══ Task inputs ══

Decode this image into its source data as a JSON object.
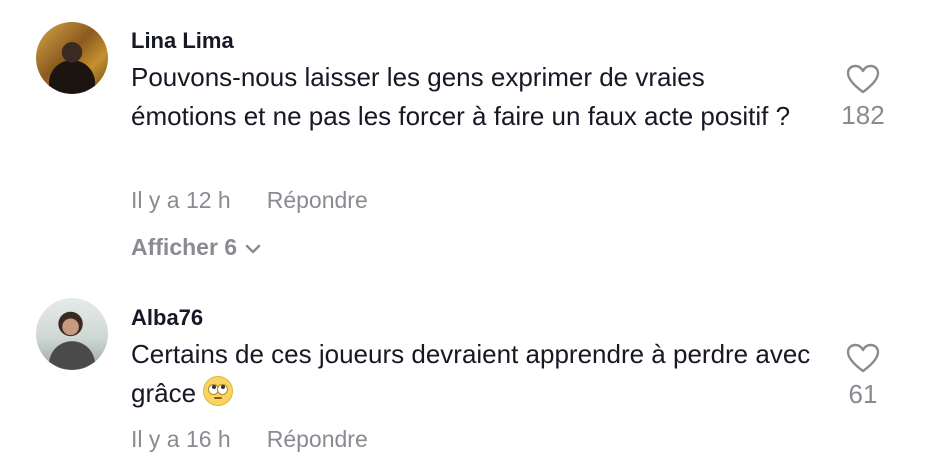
{
  "comments": [
    {
      "username": "Lina Lima",
      "text": "Pouvons-nous laisser les gens exprimer de vraies émotions et ne pas les forcer à faire un faux acte positif ?",
      "time": "Il y a 12 h",
      "reply_label": "Répondre",
      "likes": "182",
      "more_replies_label": "Afficher 6"
    },
    {
      "username": "Alba76",
      "text": "Certains de ces joueurs devraient apprendre à perdre avec grâce",
      "emoji": "face-with-rolling-eyes",
      "time": "Il y a 16 h",
      "reply_label": "Répondre",
      "likes": "61"
    }
  ],
  "icons": {
    "like": "heart-outline-icon",
    "expand": "chevron-down-icon"
  },
  "colors": {
    "text": "#161823",
    "muted": "#8a8b91",
    "background": "#ffffff"
  }
}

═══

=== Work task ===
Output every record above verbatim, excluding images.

=== Solution for this task ===
Decode this image into its source data as a JSON object.
{
  "comments": [
    {
      "username": "Lina Lima",
      "text": "Pouvons-nous laisser les gens exprimer de vraies émotions et ne pas les forcer à faire un faux acte positif ?",
      "time": "Il y a 12 h",
      "reply_label": "Répondre",
      "likes": "182",
      "more_replies_label": "Afficher 6"
    },
    {
      "username": "Alba76",
      "text": "Certains de ces joueurs devraient apprendre à perdre avec grâce",
      "emoji": "face-with-rolling-eyes",
      "time": "Il y a 16 h",
      "reply_label": "Répondre",
      "likes": "61"
    }
  ],
  "icons": {
    "like": "heart-outline-icon",
    "expand": "chevron-down-icon"
  },
  "colors": {
    "text": "#161823",
    "muted": "#8a8b91",
    "background": "#ffffff"
  }
}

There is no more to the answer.